[Excerpts from an interface dataset]
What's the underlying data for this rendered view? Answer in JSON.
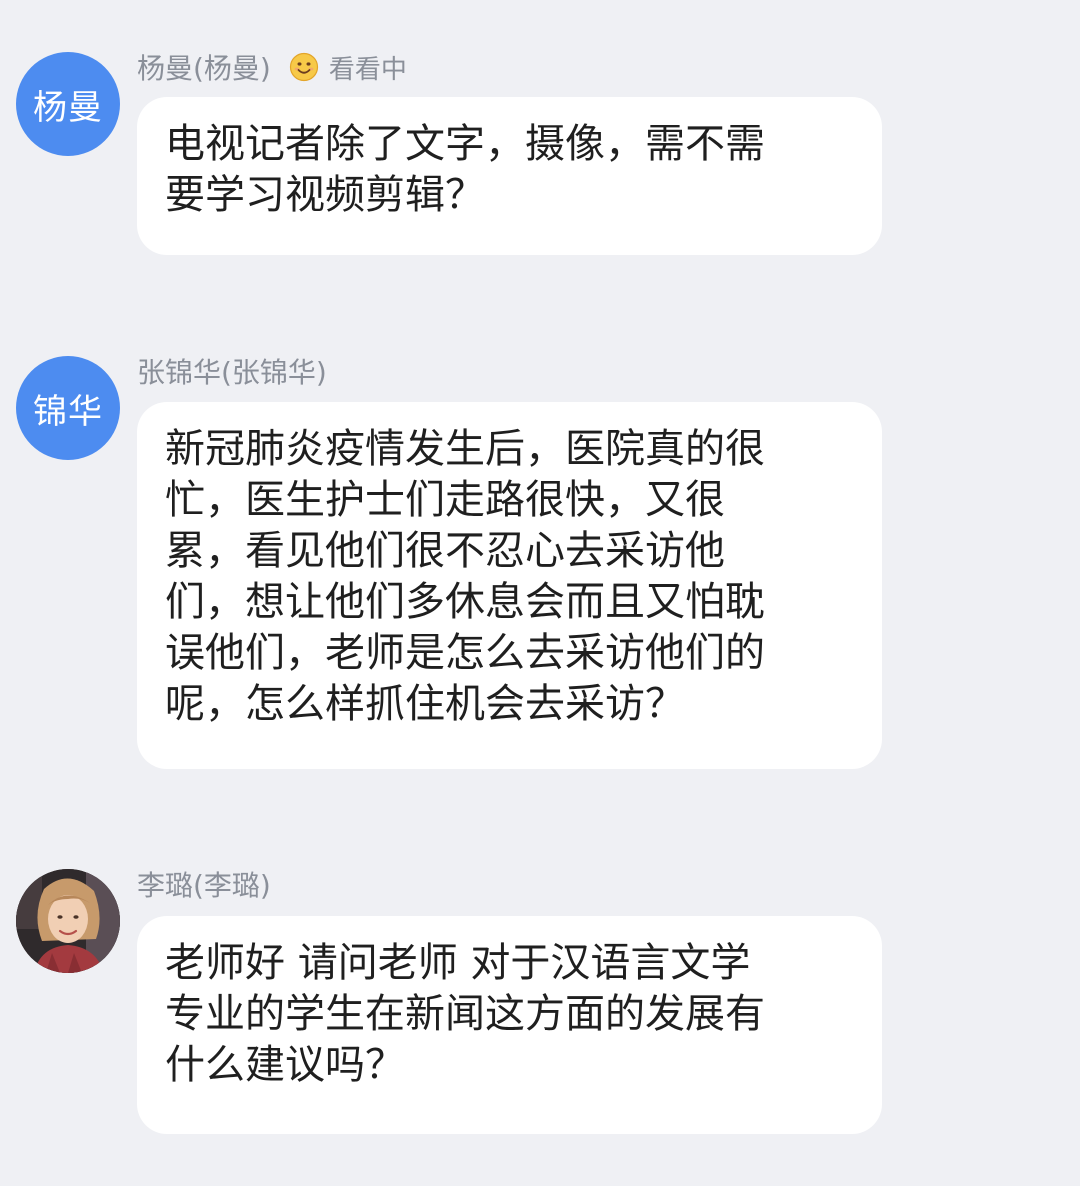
{
  "messages": [
    {
      "avatar_text": "杨曼",
      "avatar_color": "#4d8cf0",
      "sender": "杨曼(杨曼)",
      "status_icon": "smiling-face-emoji",
      "status_text": "看看中",
      "text": "电视记者除了文字，摄像，需不需\n要学习视频剪辑？"
    },
    {
      "avatar_text": "锦华",
      "avatar_color": "#4d8cf0",
      "sender": "张锦华(张锦华)",
      "text": "新冠肺炎疫情发生后，医院真的很\n忙，医生护士们走路很快，又很\n累，看见他们很不忍心去采访他\n们，想让他们多休息会而且又怕耽\n误他们，老师是怎么去采访他们的\n呢，怎么样抓住机会去采访？"
    },
    {
      "avatar_icon": "user-photo",
      "sender": "李璐(李璐)",
      "text": "老师好 请问老师 对于汉语言文学\n专业的学生在新闻这方面的发展有\n什么建议吗？"
    }
  ]
}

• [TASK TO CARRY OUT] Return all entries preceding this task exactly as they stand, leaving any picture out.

• [TASK RESULT]
What's the underlying data for this rendered view? Answer in JSON.
{
  "messages": [
    {
      "avatar_text": "杨曼",
      "avatar_color": "#4d8cf0",
      "sender": "杨曼(杨曼)",
      "status_icon": "smiling-face-emoji",
      "status_text": "看看中",
      "text": "电视记者除了文字，摄像，需不需\n要学习视频剪辑？"
    },
    {
      "avatar_text": "锦华",
      "avatar_color": "#4d8cf0",
      "sender": "张锦华(张锦华)",
      "text": "新冠肺炎疫情发生后，医院真的很\n忙，医生护士们走路很快，又很\n累，看见他们很不忍心去采访他\n们，想让他们多休息会而且又怕耽\n误他们，老师是怎么去采访他们的\n呢，怎么样抓住机会去采访？"
    },
    {
      "avatar_icon": "user-photo",
      "sender": "李璐(李璐)",
      "text": "老师好 请问老师 对于汉语言文学\n专业的学生在新闻这方面的发展有\n什么建议吗？"
    }
  ]
}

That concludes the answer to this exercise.